AstraZeneca has acquired AlphaCore Pharma, a US-based biotechnology company, which is currently developing a new type of cholesterol medicine. The acquisition was made through AstraZeneca’s MedImmune unit. The financial details of the deal were not disclosed.The British drugmaker’s new chief executive Pascal Soriot had earlier stated that AstraZeneca would be taking on more scientific risks by betting on a new and still unproven approach to cardiovascular medicine under AstraZeneca’s restructuring plan which will also see massive job cuts across its sales and administrative divisions.

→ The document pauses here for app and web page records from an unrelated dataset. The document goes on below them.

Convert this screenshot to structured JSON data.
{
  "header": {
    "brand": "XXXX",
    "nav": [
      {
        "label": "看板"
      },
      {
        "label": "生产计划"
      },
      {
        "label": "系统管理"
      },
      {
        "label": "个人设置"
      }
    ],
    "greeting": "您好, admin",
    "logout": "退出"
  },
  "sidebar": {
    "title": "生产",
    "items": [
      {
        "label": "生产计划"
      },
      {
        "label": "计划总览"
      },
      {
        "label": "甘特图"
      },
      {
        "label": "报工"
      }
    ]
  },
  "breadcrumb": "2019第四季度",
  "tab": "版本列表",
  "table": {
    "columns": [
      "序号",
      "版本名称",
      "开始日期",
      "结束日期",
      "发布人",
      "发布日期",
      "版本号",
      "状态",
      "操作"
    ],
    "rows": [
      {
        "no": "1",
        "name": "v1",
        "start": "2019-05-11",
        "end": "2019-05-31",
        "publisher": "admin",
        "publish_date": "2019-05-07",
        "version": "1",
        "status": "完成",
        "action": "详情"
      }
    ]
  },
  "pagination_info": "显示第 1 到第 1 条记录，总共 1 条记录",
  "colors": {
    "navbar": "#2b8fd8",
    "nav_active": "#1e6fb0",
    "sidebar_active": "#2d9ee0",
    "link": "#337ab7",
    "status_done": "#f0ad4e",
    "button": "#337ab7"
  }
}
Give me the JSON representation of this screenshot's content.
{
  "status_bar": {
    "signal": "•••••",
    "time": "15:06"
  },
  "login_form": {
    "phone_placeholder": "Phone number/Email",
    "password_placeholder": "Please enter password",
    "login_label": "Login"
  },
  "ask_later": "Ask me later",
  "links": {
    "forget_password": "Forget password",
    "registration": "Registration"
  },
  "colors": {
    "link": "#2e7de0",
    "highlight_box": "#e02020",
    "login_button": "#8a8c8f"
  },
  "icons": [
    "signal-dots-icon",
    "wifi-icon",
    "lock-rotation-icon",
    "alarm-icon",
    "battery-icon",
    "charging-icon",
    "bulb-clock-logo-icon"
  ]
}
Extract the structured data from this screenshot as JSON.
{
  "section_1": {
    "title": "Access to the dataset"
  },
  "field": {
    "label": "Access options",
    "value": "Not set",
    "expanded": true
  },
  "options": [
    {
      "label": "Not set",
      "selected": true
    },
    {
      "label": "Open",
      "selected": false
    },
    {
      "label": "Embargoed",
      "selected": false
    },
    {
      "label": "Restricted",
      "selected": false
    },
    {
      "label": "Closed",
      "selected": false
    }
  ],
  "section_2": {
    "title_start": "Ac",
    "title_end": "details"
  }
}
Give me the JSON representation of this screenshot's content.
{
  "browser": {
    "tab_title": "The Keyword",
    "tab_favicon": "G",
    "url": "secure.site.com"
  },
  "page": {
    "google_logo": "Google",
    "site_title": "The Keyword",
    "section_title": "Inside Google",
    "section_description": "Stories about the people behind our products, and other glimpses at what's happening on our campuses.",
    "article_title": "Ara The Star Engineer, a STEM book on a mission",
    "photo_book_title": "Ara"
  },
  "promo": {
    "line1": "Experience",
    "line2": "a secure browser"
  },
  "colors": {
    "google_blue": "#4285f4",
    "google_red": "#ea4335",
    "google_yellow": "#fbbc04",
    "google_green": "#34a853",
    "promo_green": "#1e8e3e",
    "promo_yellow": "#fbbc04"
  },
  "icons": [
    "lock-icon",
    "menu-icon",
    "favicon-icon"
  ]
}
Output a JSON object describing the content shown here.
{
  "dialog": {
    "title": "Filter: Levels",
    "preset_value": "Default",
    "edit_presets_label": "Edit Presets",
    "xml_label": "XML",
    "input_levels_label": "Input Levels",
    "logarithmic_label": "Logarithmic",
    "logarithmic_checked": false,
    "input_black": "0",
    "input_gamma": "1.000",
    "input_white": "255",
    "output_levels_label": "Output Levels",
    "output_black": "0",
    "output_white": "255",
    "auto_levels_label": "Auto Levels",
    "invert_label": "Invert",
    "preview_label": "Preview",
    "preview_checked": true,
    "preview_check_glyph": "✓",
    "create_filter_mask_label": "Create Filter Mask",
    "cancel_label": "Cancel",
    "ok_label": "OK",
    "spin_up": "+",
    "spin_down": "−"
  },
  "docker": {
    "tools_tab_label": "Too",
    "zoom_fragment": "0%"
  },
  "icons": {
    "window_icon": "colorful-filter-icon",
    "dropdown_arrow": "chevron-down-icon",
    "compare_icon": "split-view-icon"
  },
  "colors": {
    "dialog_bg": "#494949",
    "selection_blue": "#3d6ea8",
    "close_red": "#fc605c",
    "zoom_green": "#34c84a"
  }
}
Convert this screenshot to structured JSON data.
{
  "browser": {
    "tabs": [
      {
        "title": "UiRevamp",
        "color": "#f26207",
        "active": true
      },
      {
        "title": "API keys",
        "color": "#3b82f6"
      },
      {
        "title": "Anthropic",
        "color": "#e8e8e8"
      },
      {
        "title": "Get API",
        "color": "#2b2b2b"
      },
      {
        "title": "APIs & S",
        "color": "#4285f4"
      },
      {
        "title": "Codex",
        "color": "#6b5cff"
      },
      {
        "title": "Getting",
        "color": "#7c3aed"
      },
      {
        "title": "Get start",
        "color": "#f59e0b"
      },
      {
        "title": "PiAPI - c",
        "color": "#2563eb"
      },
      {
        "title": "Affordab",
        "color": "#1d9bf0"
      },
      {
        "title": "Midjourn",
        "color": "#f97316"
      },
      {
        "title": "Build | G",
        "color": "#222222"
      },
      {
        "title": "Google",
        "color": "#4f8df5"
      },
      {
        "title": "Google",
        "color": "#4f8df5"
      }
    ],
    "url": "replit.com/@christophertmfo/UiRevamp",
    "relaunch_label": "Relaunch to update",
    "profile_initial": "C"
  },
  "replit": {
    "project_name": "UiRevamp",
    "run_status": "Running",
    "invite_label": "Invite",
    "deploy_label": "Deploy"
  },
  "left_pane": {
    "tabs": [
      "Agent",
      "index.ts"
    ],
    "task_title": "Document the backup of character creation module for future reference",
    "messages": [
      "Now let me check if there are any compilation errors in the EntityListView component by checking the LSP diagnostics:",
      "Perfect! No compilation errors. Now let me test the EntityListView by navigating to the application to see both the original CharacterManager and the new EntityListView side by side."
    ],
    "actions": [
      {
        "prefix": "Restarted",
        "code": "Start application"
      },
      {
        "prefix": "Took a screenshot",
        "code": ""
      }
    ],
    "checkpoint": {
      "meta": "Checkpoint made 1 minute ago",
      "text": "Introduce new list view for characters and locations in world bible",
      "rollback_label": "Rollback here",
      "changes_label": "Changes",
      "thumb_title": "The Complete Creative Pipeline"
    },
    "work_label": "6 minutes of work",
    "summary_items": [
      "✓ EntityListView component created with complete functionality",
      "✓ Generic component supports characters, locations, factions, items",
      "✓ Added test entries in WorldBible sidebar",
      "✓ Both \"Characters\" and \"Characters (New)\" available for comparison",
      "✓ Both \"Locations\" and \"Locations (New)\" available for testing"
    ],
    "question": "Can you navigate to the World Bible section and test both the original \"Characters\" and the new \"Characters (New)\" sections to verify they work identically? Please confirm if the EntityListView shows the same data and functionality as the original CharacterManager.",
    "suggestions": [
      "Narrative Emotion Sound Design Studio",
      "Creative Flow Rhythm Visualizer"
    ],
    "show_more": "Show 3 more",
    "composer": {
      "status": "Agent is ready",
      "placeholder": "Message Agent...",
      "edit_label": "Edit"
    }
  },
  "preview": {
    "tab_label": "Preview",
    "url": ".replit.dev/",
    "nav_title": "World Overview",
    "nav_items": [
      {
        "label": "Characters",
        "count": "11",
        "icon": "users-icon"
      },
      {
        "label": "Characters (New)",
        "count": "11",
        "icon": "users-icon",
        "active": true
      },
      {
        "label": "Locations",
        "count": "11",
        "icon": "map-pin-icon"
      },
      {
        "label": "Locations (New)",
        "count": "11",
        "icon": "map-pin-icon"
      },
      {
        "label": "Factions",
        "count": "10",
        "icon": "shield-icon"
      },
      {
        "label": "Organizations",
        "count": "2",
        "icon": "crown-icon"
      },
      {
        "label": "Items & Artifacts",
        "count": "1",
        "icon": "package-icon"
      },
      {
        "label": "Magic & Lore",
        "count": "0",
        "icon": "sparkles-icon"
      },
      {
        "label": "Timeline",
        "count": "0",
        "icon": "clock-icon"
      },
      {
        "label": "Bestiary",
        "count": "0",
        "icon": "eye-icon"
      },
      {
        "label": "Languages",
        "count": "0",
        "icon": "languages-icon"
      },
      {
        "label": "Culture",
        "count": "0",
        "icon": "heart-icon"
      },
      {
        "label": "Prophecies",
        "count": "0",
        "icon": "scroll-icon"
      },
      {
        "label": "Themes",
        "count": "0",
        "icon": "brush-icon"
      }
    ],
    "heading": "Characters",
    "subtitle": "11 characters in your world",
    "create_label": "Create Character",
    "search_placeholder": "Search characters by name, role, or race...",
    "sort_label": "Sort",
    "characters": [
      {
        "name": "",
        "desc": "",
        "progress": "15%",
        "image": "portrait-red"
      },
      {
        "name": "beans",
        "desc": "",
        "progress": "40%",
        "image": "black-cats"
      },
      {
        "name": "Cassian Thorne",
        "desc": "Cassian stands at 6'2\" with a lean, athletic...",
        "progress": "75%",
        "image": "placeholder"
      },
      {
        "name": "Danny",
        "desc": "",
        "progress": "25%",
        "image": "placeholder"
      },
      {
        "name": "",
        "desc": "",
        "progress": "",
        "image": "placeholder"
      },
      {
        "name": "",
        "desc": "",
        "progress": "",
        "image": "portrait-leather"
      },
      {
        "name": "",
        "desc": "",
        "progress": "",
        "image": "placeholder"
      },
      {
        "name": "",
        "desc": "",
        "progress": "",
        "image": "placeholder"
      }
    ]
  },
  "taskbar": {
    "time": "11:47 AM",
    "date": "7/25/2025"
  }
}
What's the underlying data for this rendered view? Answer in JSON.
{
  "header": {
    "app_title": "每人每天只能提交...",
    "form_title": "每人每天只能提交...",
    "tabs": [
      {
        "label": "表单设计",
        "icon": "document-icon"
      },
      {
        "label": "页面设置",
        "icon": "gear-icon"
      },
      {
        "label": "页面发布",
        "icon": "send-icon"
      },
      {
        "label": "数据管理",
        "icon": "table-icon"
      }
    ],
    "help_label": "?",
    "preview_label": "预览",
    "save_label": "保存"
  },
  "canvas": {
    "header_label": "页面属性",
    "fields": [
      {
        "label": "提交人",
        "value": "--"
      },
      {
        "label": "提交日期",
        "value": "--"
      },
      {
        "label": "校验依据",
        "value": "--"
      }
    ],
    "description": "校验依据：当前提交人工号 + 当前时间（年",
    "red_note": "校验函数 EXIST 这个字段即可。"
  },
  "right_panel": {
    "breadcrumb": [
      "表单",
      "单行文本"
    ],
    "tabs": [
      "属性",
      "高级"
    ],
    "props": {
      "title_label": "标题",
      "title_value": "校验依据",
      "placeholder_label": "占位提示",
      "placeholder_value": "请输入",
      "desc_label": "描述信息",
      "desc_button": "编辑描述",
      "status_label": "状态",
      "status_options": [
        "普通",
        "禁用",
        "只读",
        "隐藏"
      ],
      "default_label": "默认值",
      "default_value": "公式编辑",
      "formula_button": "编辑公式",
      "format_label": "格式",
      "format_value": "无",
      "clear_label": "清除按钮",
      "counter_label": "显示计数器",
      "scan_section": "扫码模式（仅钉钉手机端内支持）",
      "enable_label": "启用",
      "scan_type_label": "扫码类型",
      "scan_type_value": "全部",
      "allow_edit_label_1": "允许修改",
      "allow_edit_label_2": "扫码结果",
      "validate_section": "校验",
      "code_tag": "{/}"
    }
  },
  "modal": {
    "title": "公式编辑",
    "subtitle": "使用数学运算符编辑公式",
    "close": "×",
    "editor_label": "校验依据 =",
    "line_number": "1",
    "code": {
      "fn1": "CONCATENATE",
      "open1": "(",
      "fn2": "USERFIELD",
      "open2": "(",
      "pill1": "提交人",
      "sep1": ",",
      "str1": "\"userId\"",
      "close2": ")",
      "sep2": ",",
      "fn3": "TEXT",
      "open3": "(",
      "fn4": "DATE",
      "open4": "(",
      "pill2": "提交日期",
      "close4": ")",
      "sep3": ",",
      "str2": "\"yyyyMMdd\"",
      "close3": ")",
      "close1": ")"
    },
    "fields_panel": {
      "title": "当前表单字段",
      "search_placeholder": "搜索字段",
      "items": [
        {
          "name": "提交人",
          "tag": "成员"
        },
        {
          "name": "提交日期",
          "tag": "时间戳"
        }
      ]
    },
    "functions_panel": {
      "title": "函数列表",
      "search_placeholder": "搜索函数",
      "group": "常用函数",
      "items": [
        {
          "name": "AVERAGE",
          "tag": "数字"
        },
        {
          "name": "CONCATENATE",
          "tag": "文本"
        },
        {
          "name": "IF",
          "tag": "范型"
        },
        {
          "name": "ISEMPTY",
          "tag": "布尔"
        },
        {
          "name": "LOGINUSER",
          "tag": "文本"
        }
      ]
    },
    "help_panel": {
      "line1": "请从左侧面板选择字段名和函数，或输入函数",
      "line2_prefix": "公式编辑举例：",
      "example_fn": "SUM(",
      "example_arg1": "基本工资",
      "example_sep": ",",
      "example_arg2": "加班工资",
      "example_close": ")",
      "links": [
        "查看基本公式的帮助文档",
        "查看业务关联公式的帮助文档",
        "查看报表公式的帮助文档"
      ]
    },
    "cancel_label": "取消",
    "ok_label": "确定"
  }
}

AstraZeneca has few experimental compounds for conditions such as cardiovascular and metabolic diseases and oncology and respiratory inflammations. AlphaCore will help fill the lacunae, although it will not deliver any marketable products for many years. Its leading drug candidate ACP-501, a genetically engineered liver-derived enzyme called LCAT, only completed Phase I clinical tests last year. The hope is that ACP-501 will help in the management of cholesterol to reduce the risk of heart attacks and strokes. AlphaCore could also play a role in a rare, hereditary disorder called familial LCAT deficiency in which the LCAT enzyme is absent.
Last month, AstraZeneca revealed it paid $240 million (£158.8 million) to Moderna Therapeutics to access its know-how in manipulating RNA, or ribonucleic acid, which helps create proteins inside cells, which is another example of Pascal Soriot placing a bet on new science. Pascal Soriot had said that he intends to build up the company’s sparse drug pipeline by entering into more deals with outside partners as he tries to restock its product portfolio following a wave of patent expiries. The restructuring plan will cost AstraZeneca $2.3bn (£1.53bn) and involve shedding one in 10 jobs. At the end of AstraZeneca’s acquisition process, Pascal Soriot aims to have a more focused drug research machine, better equipped to deal with cutting-edge science.